WHAT THIS TASK INVOLVES: Search the entries for the word "duration" and pull out each line that has it.

[Dataset excerpts]
--- START ---

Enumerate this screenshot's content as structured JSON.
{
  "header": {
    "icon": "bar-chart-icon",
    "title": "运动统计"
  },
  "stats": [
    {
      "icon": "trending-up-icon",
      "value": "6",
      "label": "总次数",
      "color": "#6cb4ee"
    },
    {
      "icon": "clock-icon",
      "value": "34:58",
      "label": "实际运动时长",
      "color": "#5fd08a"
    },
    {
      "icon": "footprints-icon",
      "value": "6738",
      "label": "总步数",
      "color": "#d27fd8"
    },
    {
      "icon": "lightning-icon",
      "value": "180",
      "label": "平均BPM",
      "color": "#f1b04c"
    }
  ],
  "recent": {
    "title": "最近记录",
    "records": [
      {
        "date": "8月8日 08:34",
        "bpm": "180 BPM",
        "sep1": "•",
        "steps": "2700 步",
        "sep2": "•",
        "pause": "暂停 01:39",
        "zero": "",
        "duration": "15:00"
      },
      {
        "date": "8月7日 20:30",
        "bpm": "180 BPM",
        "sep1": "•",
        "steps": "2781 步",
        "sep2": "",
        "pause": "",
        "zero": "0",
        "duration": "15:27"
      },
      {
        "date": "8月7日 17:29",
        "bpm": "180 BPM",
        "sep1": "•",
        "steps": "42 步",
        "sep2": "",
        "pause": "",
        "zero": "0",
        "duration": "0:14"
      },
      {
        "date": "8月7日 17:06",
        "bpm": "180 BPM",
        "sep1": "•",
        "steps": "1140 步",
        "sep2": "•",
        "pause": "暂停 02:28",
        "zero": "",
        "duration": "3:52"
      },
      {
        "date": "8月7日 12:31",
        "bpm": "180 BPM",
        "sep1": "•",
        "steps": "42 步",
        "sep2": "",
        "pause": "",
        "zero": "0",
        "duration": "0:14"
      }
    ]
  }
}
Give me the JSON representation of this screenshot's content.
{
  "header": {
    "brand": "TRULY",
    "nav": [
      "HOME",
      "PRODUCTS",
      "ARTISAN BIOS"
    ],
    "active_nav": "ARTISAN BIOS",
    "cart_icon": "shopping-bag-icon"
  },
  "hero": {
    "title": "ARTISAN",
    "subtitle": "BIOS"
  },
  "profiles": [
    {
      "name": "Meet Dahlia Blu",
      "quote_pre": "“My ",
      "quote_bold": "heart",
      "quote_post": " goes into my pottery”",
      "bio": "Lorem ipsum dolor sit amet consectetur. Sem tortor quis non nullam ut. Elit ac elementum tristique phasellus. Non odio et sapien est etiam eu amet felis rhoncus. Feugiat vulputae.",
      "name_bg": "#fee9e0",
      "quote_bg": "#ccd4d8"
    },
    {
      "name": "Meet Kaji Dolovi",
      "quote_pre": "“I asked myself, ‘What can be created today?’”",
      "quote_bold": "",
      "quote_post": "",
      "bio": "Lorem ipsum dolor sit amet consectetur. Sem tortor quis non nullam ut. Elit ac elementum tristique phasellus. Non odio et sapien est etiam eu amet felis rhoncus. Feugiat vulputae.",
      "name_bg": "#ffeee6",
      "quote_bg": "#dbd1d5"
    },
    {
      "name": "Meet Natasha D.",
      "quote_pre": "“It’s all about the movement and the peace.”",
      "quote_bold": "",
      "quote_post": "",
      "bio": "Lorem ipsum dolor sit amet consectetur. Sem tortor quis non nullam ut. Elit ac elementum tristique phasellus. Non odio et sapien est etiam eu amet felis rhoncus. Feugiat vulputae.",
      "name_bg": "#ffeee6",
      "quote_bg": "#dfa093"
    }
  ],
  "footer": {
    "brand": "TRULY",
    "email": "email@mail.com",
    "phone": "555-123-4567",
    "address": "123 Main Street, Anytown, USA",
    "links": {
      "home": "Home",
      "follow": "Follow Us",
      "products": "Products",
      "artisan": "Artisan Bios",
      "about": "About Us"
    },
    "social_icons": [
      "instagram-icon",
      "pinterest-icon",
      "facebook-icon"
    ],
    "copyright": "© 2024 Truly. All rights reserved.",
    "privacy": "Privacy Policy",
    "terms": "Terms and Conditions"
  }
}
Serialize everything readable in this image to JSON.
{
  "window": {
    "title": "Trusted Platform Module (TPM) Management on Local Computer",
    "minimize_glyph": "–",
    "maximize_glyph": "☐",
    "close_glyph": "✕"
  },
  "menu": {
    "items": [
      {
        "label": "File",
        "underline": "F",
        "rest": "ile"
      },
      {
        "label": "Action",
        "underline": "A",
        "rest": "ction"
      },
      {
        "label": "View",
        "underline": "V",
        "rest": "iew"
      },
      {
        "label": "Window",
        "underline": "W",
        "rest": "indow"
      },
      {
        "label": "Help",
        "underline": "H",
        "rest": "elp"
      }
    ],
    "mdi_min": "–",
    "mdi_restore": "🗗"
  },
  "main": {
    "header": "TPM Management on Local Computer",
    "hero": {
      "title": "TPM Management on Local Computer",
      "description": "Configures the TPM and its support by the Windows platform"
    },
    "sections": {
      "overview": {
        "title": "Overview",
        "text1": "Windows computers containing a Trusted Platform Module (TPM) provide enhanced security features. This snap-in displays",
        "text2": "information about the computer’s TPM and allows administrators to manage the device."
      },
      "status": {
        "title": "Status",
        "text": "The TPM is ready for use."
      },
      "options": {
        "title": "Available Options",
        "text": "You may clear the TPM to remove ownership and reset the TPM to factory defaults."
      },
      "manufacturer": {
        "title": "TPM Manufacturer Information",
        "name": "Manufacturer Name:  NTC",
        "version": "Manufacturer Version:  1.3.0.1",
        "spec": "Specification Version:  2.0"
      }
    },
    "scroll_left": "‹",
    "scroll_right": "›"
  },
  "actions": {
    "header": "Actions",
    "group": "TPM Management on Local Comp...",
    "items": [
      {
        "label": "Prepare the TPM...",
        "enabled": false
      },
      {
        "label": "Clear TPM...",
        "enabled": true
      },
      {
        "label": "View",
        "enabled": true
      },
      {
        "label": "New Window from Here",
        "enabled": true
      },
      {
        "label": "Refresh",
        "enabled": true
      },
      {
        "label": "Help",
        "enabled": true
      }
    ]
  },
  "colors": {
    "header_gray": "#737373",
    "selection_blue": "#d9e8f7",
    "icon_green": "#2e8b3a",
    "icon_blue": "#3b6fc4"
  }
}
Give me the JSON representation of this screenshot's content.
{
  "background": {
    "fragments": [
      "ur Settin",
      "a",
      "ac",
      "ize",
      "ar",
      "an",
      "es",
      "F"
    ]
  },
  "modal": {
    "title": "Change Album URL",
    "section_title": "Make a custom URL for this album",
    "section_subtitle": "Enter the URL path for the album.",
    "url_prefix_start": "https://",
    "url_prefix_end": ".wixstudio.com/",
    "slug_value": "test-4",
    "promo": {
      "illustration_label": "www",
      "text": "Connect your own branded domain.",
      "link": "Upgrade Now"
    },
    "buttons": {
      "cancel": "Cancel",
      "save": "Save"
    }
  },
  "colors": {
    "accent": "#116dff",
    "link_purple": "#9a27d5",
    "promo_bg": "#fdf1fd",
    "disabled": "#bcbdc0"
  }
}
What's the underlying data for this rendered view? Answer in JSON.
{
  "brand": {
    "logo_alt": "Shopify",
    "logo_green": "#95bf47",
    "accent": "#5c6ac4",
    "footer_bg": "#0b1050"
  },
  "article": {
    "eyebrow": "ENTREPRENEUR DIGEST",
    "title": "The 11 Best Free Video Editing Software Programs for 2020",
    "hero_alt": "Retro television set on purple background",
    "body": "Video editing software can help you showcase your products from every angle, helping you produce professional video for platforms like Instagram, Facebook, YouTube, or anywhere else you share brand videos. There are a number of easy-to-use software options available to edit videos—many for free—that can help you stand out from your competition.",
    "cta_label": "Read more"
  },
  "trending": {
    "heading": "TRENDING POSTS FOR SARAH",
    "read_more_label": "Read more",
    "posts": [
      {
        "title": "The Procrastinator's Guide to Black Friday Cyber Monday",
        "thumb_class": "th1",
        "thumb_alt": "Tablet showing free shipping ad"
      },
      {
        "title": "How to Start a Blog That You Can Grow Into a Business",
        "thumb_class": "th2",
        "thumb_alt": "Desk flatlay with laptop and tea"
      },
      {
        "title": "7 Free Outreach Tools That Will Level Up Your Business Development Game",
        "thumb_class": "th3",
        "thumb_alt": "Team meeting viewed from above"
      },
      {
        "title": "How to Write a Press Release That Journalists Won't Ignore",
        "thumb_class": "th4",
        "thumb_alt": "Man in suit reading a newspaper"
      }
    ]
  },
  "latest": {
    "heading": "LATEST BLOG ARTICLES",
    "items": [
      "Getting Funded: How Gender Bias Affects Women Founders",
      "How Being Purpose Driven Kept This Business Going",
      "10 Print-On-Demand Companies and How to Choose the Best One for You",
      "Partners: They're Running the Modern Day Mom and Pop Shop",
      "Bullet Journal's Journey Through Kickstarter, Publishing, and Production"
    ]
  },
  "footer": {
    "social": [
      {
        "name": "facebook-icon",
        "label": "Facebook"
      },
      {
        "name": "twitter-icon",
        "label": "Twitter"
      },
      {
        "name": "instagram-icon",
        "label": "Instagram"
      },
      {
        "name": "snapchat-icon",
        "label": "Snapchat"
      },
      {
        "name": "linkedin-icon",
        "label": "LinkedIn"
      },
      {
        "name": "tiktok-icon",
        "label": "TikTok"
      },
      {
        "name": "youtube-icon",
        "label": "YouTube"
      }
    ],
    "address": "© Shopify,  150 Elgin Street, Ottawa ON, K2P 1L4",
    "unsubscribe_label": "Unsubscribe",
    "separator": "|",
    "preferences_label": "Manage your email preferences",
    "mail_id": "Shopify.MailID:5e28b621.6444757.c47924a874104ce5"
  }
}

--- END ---

SOLUTION TO THE PROBLEM:
        "duration": "15:00"
        "duration": "15:27"
        "duration": "0:14"
        "duration": "3:52"
        "duration": "0:14"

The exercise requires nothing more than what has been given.